The aerator was turned on and it was GREAT!  I expected it to sputter and twitch a bit but the result was Fabulous!

Working Aerator

We let it run for a couple of hours as we marveled at our accomplishment. We tossed in our fishing lines and it didn’t take long before 2 catfish stopped by to Thank us for making their home a much happier place to live!

Grandpa Cat

First Cat

addie funk herring
7/28/2014 7:55:39 AM

An Aerator is good. More oxygen less algae. Grass Karp is good for algae, but big karp. IF you have big bass and little karp the bass will eat the karp. Natural bacteria is good also to add to the pond, it stays in the pond and does it thing. Putting chemicals in the pond like Copper, etc. is only a temporary solution. Keep using Natural bacteria every year will help with decaying debri in the pond. Trapdoor snails are good also they are hardy, and they multiply. I own a pond business in New Jersey. These things i mentioned do work over time, they are not an overnite solution.


debbie_1
9/1/2008 5:16:34 PM

Thanks for the milk jug idea Lori - we will have to give it a try! Steve we have used dye on the pond (slows down sunlight helping the plants grow) and it works very well .. also, copper sulfate penthydrate mixed with heated water and sprayed on the algae. We were very successful with that. We are still fighting the water meal which we understand is tough to get rid of and we totally agree with that! We have done no dredging and the slope varies from 15-30 degrees, the pond is as deep as 25 feet in some places. We will be sending pictures of the water meal to the guy we purchased the aerator from and see what he advises. I know we should have started taking care of the pond earlier in the spring, but we were clueless. Any more questions, let me know! Debbie :-)


steve_1
8/29/2008 9:32:48 PM

I'm curious about this project, since I am just starting down the same, um-wet, road. My understanding is that a fountain by itself won't bring a pond back from the brink of wetlandship. Did you do anything else such as chemicals, dye, dredging? What is the slope of the sides and how deep is this pond? How long did it take to get from swamp to swimming hole?


lori
8/25/2008 11:14:16 AM

Debbie, WOW, what a lot of work! It looks to me like it was all well worth the effort though! The photos you posted look beautiful! As far as dealing with that snapping turtle, a turtle hook baited with some chicken livers then tied fast to a milk jug to float and a good turtle soup recipe would remedy the situation! The idea is that you hook the chicken livers on one end of the line and tie the other end fast to an empty milk jug.
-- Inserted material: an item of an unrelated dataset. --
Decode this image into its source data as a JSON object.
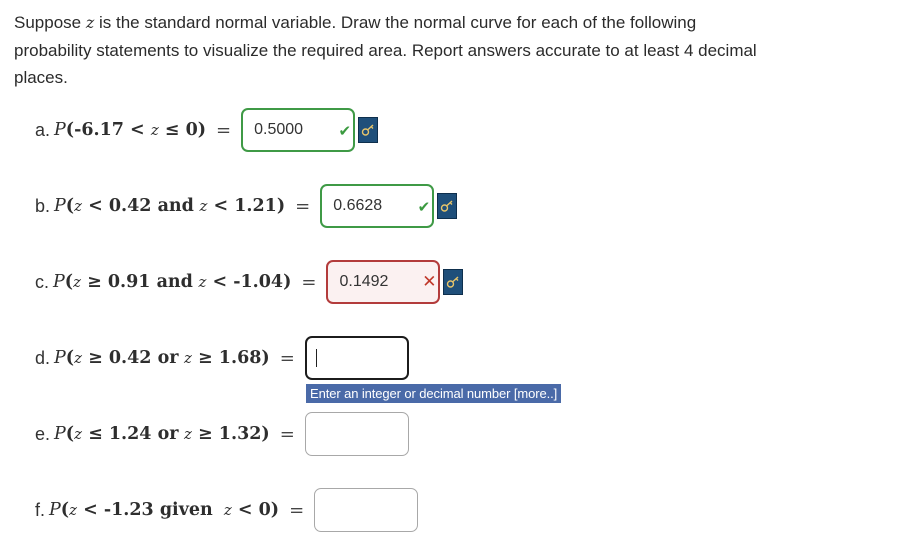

The milk jug floats on top of the pond to mark where the hook and line is. Then you check it periodically to see if you've caught anything. Some of the old timers use this method around here when they get a hankerin for turtle soup. I have never actually done this myself, just telling you what I know others have done.


debbie_1
8/24/2008 3:59:41 PM

You both are very funny and Thank you for the great words of encouragement! This coming holiday weekend Stan says absolutely NO big projects ... I think I can squeeze a few small ones in though! Hank, I am more concerned with the HUGE snapping turtle I hooked last year and caught a glimpse of. Anyone have suggestions how to remove this guy from the pond?? Debbie :-)


razor family farms
8/24/2008 2:25:22 PM

I must tell you that I drool over that pond as if it were just-from-the-oven ginger cookies. *gawk, drool, gasp, sigh* You did a super job! I love that you are tackling so many projects yourselves. The rewards are so great, you know? Blessings! Lacy NEWS at Razor Family Farms (GRIT.com) RazorFamilyFarms.com


hank will_2
8/22/2008 10:31:12 AM

Deb -- It is really encouraging to see that you all took this project on without hiring a big trencher. It seems, these days, that people forget that with a little sweat you can still dig post holes and trenches with hand tools. So, with those big cats lurking below, how do you feel about swimming those waters?